But wait, there's more!
Now that the battery configuration is know, we can move from estimated values to actual ones. Some of these were known already, but some are new properties that can be found as well.
The Voltage was already figured: 14s = 42V to 58.8V, 51.8V nominal.
The battery can be safely operated at roughly 10A. This was also already known.
Capacity though is now able to be calculated: 18p * 2Ah/cell = 36Ah. (And I was hoping for just 10!)
Watt-hours can also be calculated: 51.8V (nominal) * 36Ah = 1864.8Wh.
Hours between charges can be calculated too: 1864.8Wh / 500w = 3.73h (assuming full throttle the whole time)
A single 14s18p battery is going to be big, heavy, and unwieldy, so I've elected to break it up into 6 smaller batteries, 7s6p. So these will be the properties of the whole battery bank. I've already built 2 of them, and the other 4 are assembled, but still need to be soldered.
Another fun bit of info that can be found is the battery's overall internal resistance. I can't do the whole thing yet, but I can do the IR of each smaller battery as I complete it. For now particular reason, I soldered batteries 3, and 4 first. So I'll start with battery 3. IR can be calculated as IR=ΔV/ΔA when it is put under load. Batt3 has a resting voltage of 26.4 at the moment, and the largest resistor I have is a 50W which measures in at 10.4 Ohms. Putting the resistor across the battery, the Volts drop to 25.4V. Change in Voltage is therefore, 1V exactly. The current running through the circuit can be calculated: 25.4V (load) / 10.4 Ohms = 2.44A. Then, 1V / 2.44A = 0.409 Ohms. This will likely be typical of all the batteries.

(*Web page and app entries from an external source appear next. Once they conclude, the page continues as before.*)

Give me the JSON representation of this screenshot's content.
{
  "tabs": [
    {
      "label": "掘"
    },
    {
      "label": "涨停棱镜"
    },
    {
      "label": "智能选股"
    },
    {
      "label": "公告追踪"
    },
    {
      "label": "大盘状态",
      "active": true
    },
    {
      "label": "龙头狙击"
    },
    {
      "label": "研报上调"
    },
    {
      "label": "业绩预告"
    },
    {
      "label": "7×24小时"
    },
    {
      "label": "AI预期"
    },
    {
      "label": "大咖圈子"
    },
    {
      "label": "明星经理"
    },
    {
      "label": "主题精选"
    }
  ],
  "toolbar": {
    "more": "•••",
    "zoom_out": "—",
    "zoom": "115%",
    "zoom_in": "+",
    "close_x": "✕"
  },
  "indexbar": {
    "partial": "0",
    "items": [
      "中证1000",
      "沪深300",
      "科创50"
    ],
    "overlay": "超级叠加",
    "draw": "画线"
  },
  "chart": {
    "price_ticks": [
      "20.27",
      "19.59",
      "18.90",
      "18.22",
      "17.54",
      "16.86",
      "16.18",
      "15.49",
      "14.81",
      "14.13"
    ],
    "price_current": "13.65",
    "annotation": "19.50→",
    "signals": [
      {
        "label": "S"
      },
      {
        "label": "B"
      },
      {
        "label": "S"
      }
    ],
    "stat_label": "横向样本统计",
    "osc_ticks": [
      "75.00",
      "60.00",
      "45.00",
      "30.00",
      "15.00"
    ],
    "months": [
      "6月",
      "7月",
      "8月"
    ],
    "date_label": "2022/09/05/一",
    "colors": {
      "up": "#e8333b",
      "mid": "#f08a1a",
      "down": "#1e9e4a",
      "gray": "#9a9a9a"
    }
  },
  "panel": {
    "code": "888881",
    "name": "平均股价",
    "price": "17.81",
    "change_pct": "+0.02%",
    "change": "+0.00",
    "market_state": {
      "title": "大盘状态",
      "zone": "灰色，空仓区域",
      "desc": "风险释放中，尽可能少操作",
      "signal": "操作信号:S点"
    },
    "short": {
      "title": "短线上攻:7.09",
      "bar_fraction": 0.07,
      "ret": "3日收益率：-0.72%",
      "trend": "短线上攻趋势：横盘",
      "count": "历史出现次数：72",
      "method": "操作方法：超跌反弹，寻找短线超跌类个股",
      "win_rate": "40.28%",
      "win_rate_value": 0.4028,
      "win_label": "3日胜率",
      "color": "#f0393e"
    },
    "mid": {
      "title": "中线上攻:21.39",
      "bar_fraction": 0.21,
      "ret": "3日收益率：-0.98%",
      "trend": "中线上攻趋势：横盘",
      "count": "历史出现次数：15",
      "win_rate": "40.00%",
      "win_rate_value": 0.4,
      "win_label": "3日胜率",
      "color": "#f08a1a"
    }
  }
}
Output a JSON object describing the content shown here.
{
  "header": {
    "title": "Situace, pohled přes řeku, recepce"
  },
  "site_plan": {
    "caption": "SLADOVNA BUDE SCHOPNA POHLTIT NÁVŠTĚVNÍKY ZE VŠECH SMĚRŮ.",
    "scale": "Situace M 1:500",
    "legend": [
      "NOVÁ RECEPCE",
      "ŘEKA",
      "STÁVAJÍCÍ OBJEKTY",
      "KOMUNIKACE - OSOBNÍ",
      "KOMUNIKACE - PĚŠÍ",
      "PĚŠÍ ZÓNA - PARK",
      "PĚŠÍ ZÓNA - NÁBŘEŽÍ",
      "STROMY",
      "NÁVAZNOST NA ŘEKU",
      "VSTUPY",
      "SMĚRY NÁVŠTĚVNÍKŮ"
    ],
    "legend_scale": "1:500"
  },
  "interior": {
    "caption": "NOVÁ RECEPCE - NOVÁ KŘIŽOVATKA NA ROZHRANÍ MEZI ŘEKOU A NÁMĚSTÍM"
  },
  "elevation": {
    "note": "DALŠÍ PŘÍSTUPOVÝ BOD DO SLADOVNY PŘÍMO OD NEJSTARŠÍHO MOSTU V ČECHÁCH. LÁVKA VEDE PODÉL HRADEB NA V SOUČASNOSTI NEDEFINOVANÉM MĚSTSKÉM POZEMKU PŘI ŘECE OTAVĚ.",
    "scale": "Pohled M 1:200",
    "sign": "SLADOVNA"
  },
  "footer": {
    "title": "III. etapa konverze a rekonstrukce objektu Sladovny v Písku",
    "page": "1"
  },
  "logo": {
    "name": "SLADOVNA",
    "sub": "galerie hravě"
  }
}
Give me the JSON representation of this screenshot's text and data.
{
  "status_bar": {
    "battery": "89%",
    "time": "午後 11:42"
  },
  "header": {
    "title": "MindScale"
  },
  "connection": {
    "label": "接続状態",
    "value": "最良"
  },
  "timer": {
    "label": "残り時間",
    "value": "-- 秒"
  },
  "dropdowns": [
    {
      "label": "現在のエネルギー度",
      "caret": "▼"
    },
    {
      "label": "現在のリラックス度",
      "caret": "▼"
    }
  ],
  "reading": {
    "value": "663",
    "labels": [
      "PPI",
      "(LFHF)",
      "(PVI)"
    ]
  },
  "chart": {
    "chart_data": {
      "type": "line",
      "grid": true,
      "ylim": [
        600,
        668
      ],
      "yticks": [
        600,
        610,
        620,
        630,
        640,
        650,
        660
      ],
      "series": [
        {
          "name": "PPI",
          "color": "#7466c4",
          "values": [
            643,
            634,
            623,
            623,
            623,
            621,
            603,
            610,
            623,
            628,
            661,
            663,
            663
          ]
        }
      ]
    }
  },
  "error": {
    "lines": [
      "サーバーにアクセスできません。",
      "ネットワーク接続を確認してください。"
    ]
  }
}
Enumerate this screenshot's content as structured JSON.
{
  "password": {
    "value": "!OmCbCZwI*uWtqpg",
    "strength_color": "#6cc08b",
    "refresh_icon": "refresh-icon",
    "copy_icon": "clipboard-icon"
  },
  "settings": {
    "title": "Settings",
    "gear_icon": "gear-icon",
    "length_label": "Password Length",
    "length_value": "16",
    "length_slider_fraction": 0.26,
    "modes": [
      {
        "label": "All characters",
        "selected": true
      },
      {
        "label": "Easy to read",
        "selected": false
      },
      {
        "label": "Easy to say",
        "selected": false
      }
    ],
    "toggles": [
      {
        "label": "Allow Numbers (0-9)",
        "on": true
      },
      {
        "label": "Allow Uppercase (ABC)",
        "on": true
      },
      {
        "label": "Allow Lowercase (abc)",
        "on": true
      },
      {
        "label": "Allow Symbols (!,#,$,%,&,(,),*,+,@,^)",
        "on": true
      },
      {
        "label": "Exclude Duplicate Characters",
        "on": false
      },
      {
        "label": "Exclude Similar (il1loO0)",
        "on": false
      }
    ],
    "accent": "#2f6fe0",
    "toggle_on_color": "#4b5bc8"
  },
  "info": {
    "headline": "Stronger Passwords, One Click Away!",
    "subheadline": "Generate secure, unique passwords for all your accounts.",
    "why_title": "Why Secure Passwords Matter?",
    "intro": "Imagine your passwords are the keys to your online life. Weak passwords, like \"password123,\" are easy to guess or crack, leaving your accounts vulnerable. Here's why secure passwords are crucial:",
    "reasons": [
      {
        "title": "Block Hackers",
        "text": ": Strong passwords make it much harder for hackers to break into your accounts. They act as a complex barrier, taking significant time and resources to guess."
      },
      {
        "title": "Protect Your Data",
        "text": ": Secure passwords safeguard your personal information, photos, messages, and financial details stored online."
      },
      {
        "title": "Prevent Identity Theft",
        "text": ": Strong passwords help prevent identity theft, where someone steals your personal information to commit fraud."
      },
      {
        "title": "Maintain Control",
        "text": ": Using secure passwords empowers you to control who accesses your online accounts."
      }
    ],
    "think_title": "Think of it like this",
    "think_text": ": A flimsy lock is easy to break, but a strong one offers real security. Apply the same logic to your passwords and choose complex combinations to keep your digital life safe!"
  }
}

Here's where I'm not sure about my math...
I figure if each battery has about the same internal resistance, I can estimate the total IR of all six put together. Basically, 6 resistors, 2 in series x 3 in parallel. Series is easy: add each value. I'll change 0.409 Ohms to 409 mOhms to make it easier. Each series will be 818 mOhms. For parallel, 1/R1 + 1/R2 + 1/R3 = 1/Rt. Then, 1/818 + 1/818 + 1/818 = 0.00367. Then 1/0.00367 = 273 mOhms.
I'll have to come up with a 10 Ohm resistor that can handle 260W or more to check that in real life.
Speaking of real life, what do all these values mean for my eBike? No idea! LOL
I hope it means that the wheel will turn when I twist the throttle...